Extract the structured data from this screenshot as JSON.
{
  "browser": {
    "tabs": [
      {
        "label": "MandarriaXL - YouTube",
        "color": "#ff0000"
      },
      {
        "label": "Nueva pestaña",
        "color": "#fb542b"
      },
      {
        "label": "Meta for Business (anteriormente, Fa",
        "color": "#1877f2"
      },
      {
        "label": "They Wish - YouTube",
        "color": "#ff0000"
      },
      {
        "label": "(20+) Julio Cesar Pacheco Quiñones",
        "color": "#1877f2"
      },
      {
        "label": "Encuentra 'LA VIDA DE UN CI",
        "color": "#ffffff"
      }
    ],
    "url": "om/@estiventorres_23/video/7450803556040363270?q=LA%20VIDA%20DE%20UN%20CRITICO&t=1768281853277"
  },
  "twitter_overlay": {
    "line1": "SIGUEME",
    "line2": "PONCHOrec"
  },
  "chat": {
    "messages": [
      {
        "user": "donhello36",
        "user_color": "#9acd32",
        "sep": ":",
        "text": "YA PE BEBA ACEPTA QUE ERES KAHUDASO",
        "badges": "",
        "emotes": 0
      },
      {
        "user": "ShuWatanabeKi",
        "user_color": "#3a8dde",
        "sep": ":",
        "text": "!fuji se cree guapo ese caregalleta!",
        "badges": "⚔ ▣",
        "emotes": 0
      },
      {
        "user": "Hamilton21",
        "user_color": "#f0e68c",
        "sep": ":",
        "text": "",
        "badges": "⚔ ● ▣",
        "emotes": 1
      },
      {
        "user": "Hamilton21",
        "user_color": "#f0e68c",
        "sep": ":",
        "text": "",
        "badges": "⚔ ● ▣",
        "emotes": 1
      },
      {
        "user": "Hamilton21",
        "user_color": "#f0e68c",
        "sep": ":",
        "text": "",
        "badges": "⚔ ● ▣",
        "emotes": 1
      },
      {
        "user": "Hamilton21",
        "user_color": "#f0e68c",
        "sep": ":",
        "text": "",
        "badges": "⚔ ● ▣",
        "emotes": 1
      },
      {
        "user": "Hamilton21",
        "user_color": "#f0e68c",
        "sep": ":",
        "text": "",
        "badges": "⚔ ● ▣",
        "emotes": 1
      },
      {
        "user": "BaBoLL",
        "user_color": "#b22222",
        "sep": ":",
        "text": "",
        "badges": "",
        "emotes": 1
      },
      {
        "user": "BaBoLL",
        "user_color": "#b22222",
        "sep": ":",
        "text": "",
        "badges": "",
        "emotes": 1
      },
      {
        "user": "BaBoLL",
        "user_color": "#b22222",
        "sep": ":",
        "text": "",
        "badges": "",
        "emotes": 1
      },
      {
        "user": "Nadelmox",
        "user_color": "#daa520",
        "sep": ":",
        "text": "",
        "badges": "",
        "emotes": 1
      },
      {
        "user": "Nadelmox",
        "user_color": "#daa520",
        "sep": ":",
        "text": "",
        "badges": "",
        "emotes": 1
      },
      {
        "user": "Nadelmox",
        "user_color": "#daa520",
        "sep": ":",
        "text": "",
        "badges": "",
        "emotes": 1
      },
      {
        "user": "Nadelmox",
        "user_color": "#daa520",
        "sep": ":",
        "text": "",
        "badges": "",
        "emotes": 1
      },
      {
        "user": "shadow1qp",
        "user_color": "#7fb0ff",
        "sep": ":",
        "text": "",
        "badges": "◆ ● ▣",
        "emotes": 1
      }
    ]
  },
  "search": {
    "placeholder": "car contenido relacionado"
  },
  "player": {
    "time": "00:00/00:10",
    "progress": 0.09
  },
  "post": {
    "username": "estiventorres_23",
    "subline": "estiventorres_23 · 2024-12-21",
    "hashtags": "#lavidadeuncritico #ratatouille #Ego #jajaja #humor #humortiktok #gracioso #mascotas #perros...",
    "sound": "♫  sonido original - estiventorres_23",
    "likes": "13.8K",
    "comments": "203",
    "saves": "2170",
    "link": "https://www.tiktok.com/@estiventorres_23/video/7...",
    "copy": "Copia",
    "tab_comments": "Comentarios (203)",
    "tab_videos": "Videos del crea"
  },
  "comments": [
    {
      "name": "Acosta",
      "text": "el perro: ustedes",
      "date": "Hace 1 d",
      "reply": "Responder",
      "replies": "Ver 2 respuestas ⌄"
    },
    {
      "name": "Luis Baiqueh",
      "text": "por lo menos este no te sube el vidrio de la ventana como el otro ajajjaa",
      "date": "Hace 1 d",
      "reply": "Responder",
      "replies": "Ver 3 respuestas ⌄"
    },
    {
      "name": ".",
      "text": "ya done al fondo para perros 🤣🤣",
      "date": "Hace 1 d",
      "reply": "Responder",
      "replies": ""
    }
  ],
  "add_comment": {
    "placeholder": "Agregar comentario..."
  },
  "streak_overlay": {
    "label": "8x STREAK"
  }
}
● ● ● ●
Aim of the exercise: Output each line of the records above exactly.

Solution to the problem:
Extract the structured data from this screenshot as JSON.
{
  "browser": {
    "tabs": [
      {
        "label": "MandarriaXL - YouTube",
        "color": "#ff0000"
      },
      {
        "label": "Nueva pestaña",
        "color": "#fb542b"
      },
      {
        "label": "Meta for Business (anteriormente, Fa",
        "color": "#1877f2"
      },
      {
        "label": "They Wish - YouTube",
        "color": "#ff0000"
      },
      {
        "label": "(20+) Julio Cesar Pacheco Quiñones",
        "color": "#1877f2"
      },
      {
        "label": "Encuentra 'LA VIDA DE UN CI",
        "color": "#ffffff"
      }
    ],
    "url": "om/@estiventorres_23/video/7450803556040363270?q=LA%20VIDA%20DE%20UN%20CRITICO&t=1768281853277"
  },
  "twitter_overlay": {
    "line1": "SIGUEME",
    "line2": "PONCHOrec"
  },
  "chat": {
    "messages": [
      {
        "user": "donhello36",
        "user_color": "#9acd32",
        "sep": ":",
        "text": "YA PE BEBA ACEPTA QUE ERES KAHUDASO",
        "badges": "",
        "emotes": 0
      },
      {
        "user": "ShuWatanabeKi",
        "user_color": "#3a8dde",
        "sep": ":",
        "text": "!fuji se cree guapo ese caregalleta!",
        "badges": "⚔ ▣",
        "emotes": 0
      },
      {
        "user": "Hamilton21",
        "user_color": "#f0e68c",
        "sep": ":",
        "text": "",
        "badges": "⚔ ● ▣",
        "emotes": 1
      },
      {
        "user": "Hamilton21",
        "user_color": "#f0e68c",
        "sep": ":",
        "text": "",
        "badges": "⚔ ● ▣",
        "emotes": 1
      },
      {
        "user": "Hamilton21",
        "user_color": "#f0e68c",
        "sep": ":",
        "text": "",
        "badges": "⚔ ● ▣",
        "emotes": 1
      },
      {
        "user": "Hamilton21",
        "user_color": "#f0e68c",
        "sep": ":",
        "text": "",
        "badges": "⚔ ● ▣",
        "emotes": 1
      },
      {
        "user": "Hamilton21",
        "user_color": "#f0e68c",
        "sep": ":",
        "text": "",
        "badges": "⚔ ● ▣",
        "emotes": 1
      },
      {
        "user": "BaBoLL",
        "user_color": "#b22222",
        "sep": ":",
        "text": "",
        "badges": "",
        "emotes": 1
      },
      {
        "user": "BaBoLL",
        "user_color": "#b22222",
        "sep": ":",
        "text": "",
        "badges": "",
        "emotes": 1
      },
      {
        "user": "BaBoLL",
        "user_color": "#b22222",
        "sep": ":",
        "text": "",
        "badges": "",
        "emotes": 1
      },
      {
        "user": "Nadelmox",
        "user_color": "#daa520",
        "sep": ":",
        "text": "",
        "badges": "",
        "emotes": 1
      },
      {
        "user": "Nadelmox",
        "user_color": "#daa520",
        "sep": ":",
        "text": "",
        "badges": "",
        "emotes": 1
      },
      {
        "user": "Nadelmox",
        "user_color": "#daa520",
        "sep": ":",
        "text": "",
        "badges": "",
        "emotes": 1
      },
      {
        "user": "Nadelmox",
        "user_color": "#daa520",
        "sep": ":",
        "text": "",
        "badges": "",
        "emotes": 1
      },
      {
        "user": "shadow1qp",
        "user_color": "#7fb0ff",
        "sep": ":",
        "text": "",
        "badges": "◆ ● ▣",
        "emotes": 1
      }
    ]
  },
  "search": {
    "placeholder": "car contenido relacionado"
  },
  "player": {
    "time": "00:00/00:10",
    "progress": 0.09
  },
  "post": {
    "username": "estiventorres_23",
    "subline": "estiventorres_23 · 2024-12-21",
    "hashtags": "#lavidadeuncritico #ratatouille #Ego #jajaja #humor #humortiktok #gracioso #mascotas #perros...",
    "sound": "♫  sonido original - estiventorres_23",
    "likes": "13.8K",
    "comments": "203",
    "saves": "2170",
    "link": "https://www.tiktok.com/@estiventorres_23/video/7...",
    "copy": "Copia",
    "tab_comments": "Comentarios (203)",
    "tab_videos": "Videos del crea"
  },
  "comments": [
    {
      "name": "Acosta",
      "text": "el perro: ustedes",
      "date": "Hace 1 d",
      "reply": "Responder",
      "replies": "Ver 2 respuestas ⌄"
    },
    {
      "name": "Luis Baiqueh",
      "text": "por lo menos este no te sube el vidrio de la ventana como el otro ajajjaa",
      "date": "Hace 1 d",
      "reply": "Responder",
      "replies": "Ver 3 respuestas ⌄"
    },
    {
      "name": ".",
      "text": "ya done al fondo para perros 🤣🤣",
      "date": "Hace 1 d",
      "reply": "Responder",
      "replies": ""
    }
  ],
  "add_comment": {
    "placeholder": "Agregar comentario..."
  },
  "streak_overlay": {
    "label": "8x STREAK"
  }
}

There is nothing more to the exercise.